Basic writers — hell, even experienced writers — sometimes struggle when it comes to choosing good concrete subjects over abstractions.
Now, sometimes an abstract noun has to be the subject of a sentence, and you just have to pull up your big kid underpants and deal with it the best you can. But most of the time, especially in the kind of writing students do for school, the best sentence subjects will be concrete nouns. In my classes, I use this “Pictionary”-inspired inductive activity to illustrate this point.
First, I prepare a stack of index cards — at least one per student. On some I write concrete nouns: Santa Claus, coffee, family, book, teacher, etc. and on the other stack I write abstract nouns: intention, tolerance, consideration, difference, opportunity, etc.
In class, I explain the rules: each person will have one minute to illustrate the word on their card in an attempt to get their group members to guess the word. If no one guesses the word, they will reveal it at the end of the minute. I then pass out the cards at random, warning students not to let anyone else see their card until they’ve had their turn. I then separate the class into small groups and assign each group a section of the whiteboard and some markers.
At this point, the class fills with chatter and laughter as students attempt to play the game. The contrast between words like “apple” and words like “concept” becomes apparent quickly.
After everyone has had a turn, students return their cards and sit back down. I ask, “Which words were easier to draw and guess? Which words were harder?” and divide the examples into two categories on the whiteboard.
I then ask “What do these words have in common?” and students realize they are all nouns. Then someone will inevitably point out that the “easier” words are all things that are out in the real world. The word “concrete” usually comes up with minimal prompting, and I write it above the list of “easier” words.
Then I ask about the “hard” words. Students quickly identify them as “intangibles” (though not necessarily in so many words at first), and we are able to label them as “abstract” on the board.
To wrap up the activity, we look at examples of how the concrete and abstract words can be used as subjects in sentences. We note that using abstract subjects often locks us in to using the “to be” verb as our verb and places a more concrete subject candidate in the position of direct object, turning sentences into flabby passive messes instead of lean concise messages.

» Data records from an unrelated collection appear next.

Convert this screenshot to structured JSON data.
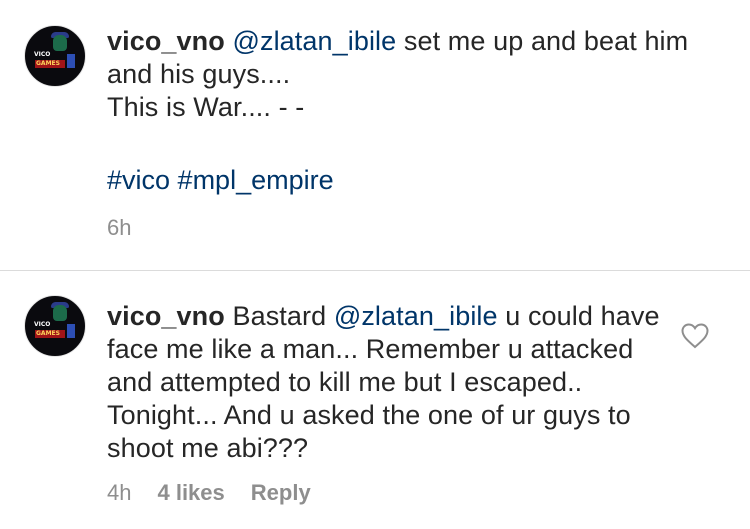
{
  "comments": [
    {
      "username": "vico_vno",
      "mention": "@zlatan_ibile",
      "text_after_mention": " set me up and beat him and his guys....",
      "line2": "This is War.... - -",
      "hashtag1": "#vico",
      "hashtag2": "#mpl_empire",
      "time": "6h",
      "avatar": {
        "label1": "VICO",
        "label2": "GAMES"
      }
    },
    {
      "username": "vico_vno",
      "text_before_mention": "Bastard ",
      "mention": "@zlatan_ibile",
      "text_after_mention": " u could have face me like a man... Remember u attacked and attempted to kill me but I escaped.. Tonight... And u asked the one of ur guys to shoot me abi???",
      "time": "4h",
      "likes": "4 likes",
      "reply_label": "Reply",
      "avatar": {
        "label1": "VICO",
        "label2": "GAMES"
      },
      "like_icon": "heart-outline-icon"
    }
  ],
  "colors": {
    "link": "#003569",
    "muted": "#8e8e8e",
    "text": "#262626",
    "divider": "#dbdbdb"
  }
}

We finish by looking at our own drafts; students pull out their writing and take a look at their sentences, revising them to improve focus by making better subject choices.